WELCOME to the 2ND IAH-CEG
Urbanisation greatly modifies the ‘groundwater cycle’, with some benefits but many threats (Foster et al., 1994). Urbanisation and associated industrialisation usually have a marked impact on aquifers underlying cities and in turn man-made modifications to the groundwater regime can have equally serious impacts on urban infrastructure (Foster et al., 1998; Howard, 2007).
In general terms, urbanisation interacts with groundwater by:
• Modifying recharge mechanisms and generally increasing recharge rates;
• Increasing contaminant load resulting from in-situ sanitation, sewer leakage, and wastewater irrigation reuse;
• Draining shallow unconfined aquifers by introducing deep drains to protect underground infrastructure (Wolf et al., 2006).
Coastal cities need to be treated as a special case, because of the risk of saline groundwater intrusion and groundwater abstraction inducing land subsidence and aggravating tidal-flooding.
Groundwater pollution surveys and risk assessments should be commissioned by the public health, environmental, or water resource agencies, in close liaison with water service utilities, using recommended protocols (Foster et al, 2002/2007).

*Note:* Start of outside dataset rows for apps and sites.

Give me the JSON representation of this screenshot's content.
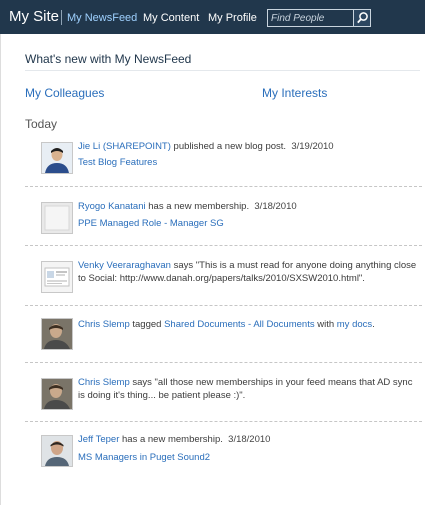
{
  "nav": {
    "site_title": "My Site",
    "links": [
      "My NewsFeed",
      "My Content",
      "My Profile"
    ],
    "search_placeholder": "Find People"
  },
  "header": {
    "title": "What's new with My NewsFeed",
    "colleagues_link": "My Colleagues",
    "interests_link": "My Interests"
  },
  "section": {
    "label": "Today"
  },
  "feed": [
    {
      "actor": "Jie Li (SHAREPOINT)",
      "action": " published a new blog post.",
      "date": "3/19/2010",
      "link": "Test Blog Features"
    },
    {
      "actor": "Ryogo Kanatani",
      "action": " has a new membership.",
      "date": "3/18/2010",
      "link": "PPE Managed Role - Manager SG"
    },
    {
      "actor": "Venky Veeraraghavan",
      "action": " says \"This is a must read for anyone doing anything close to Social: http://www.danah.org/papers/talks/2010/SXSW2010.html\"."
    },
    {
      "actor": "Chris Slemp",
      "action_1": " tagged ",
      "target": "Shared Documents - All Documents",
      "action_2": " with ",
      "tag": "my docs",
      "end": "."
    },
    {
      "actor": "Chris Slemp",
      "action": " says \"all those new memberships in your feed means that AD sync is doing it's thing... be patient please :)\"."
    },
    {
      "actor": "Jeff Teper",
      "action": " has a new membership.",
      "date": "3/18/2010",
      "link": "MS Managers in Puget Sound2"
    }
  ]
}
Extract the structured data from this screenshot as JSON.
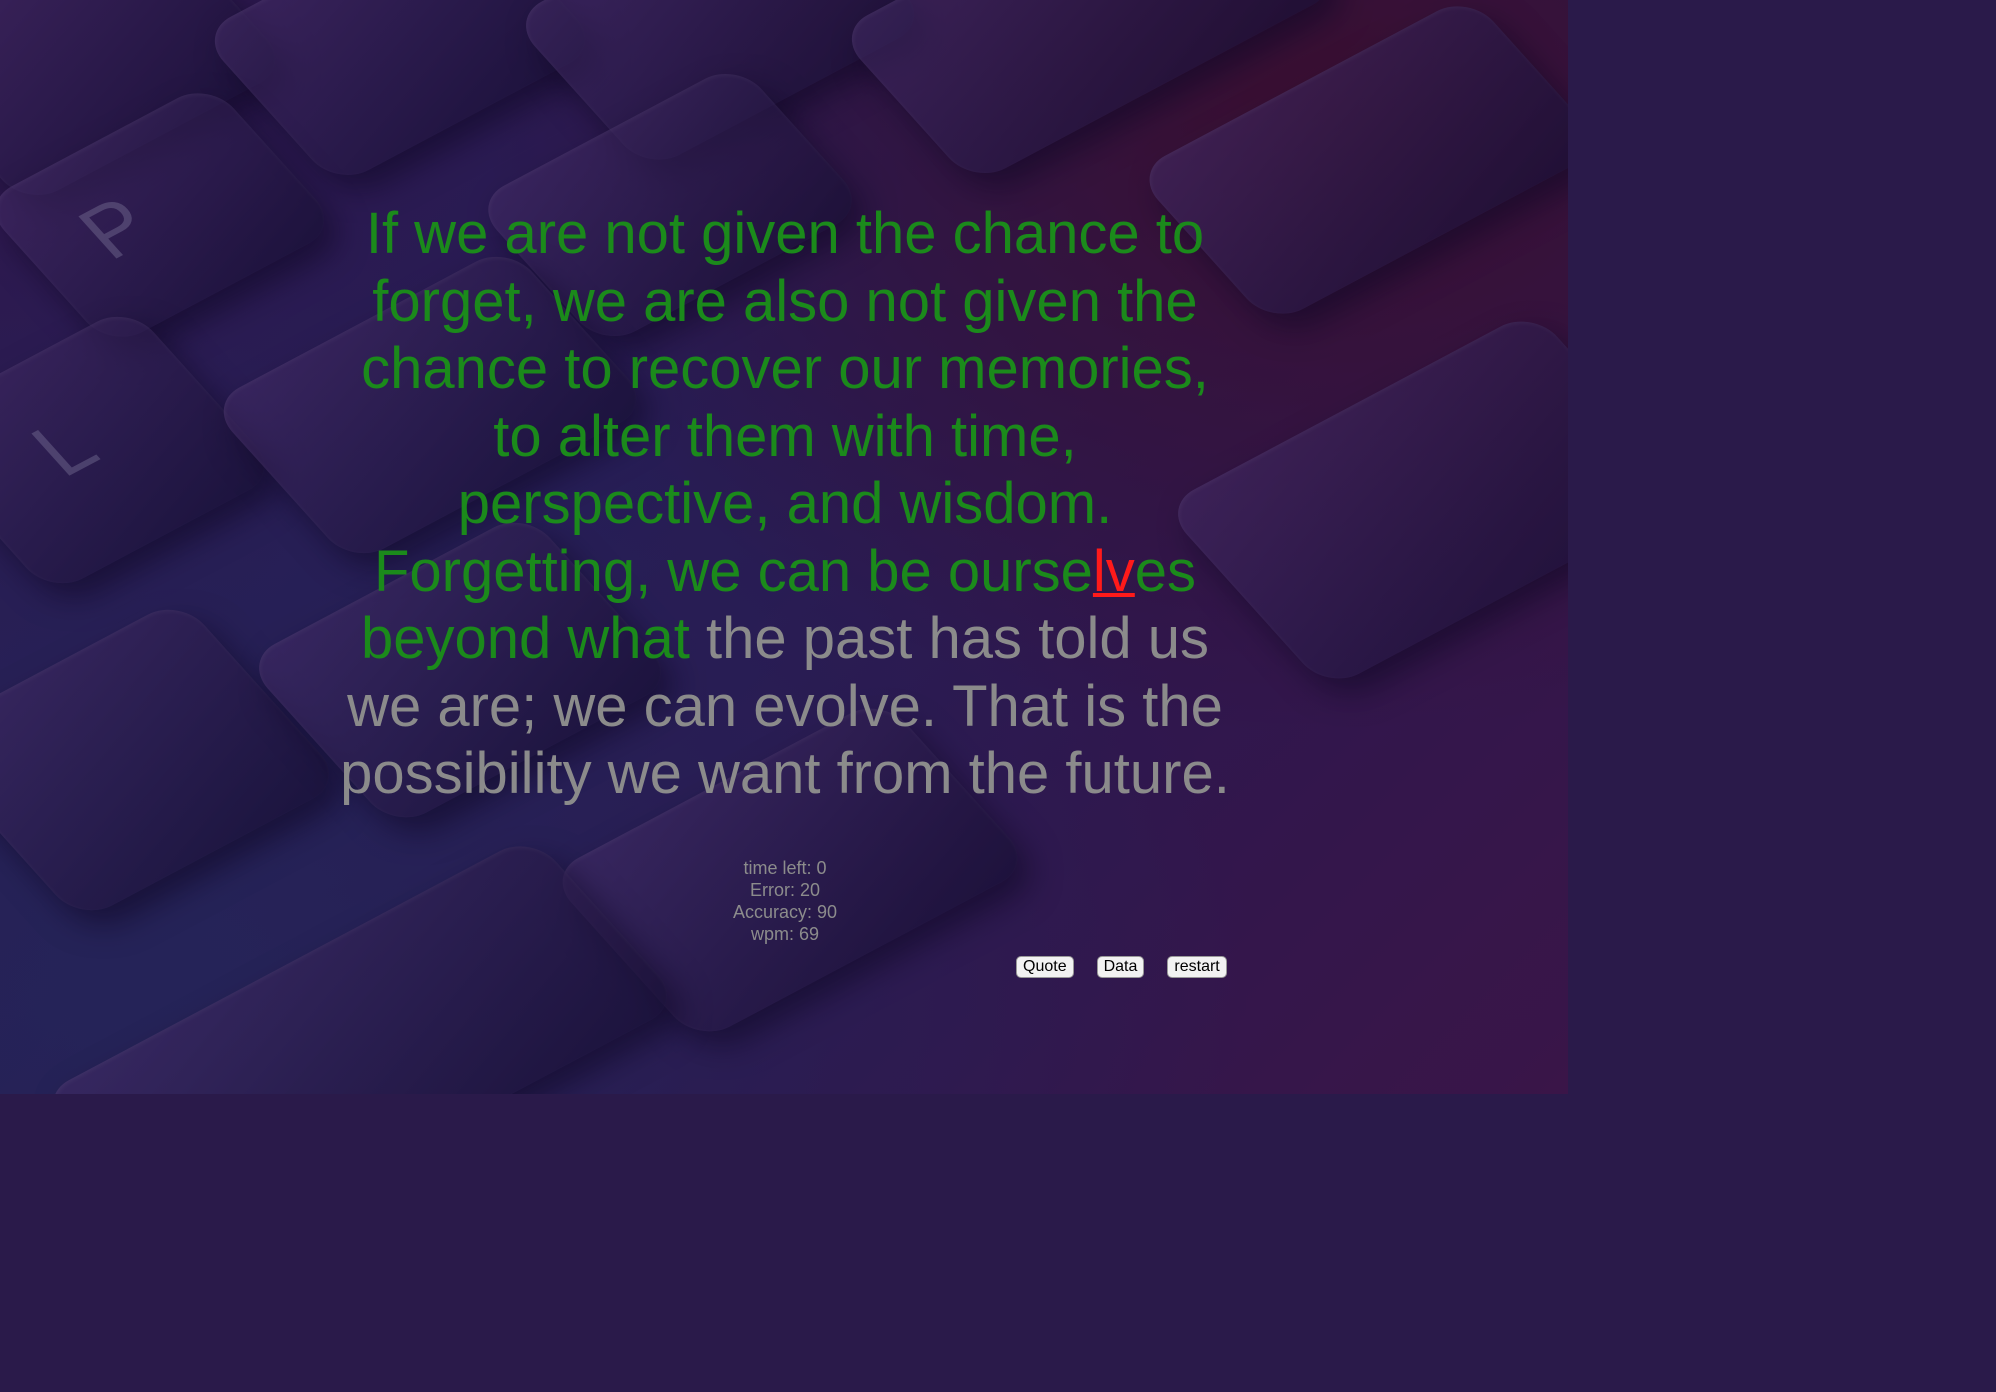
{
  "quote": {
    "typed_before_error": "If we are not given the chance to forget, we are also not given the chance to recover our memories, to alter them with time, perspective, and wisdom. Forgetting, we can be ourse",
    "error_chars": "lv",
    "typed_after_error": "es beyond what",
    "remaining": " the past has told us we are; we can evolve. That is the possibility we want from the future."
  },
  "stats": {
    "time_left": "time left: 0",
    "error": "Error: 20",
    "accuracy": "Accuracy: 90",
    "wpm": "wpm: 69"
  },
  "buttons": {
    "quote_label": "Quote",
    "data_label": "Data",
    "restart_label": "restart"
  },
  "colors": {
    "typed": "#1b8a1b",
    "error": "#ff1a1a",
    "remaining": "#8b8b8b"
  }
}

Objectives of the conference are: to provide a forum for exchange of scientific knowledge; to discuss the entire policy cycle for water management in urban areas; to intensify contacts between scientists, water managers and policy makers.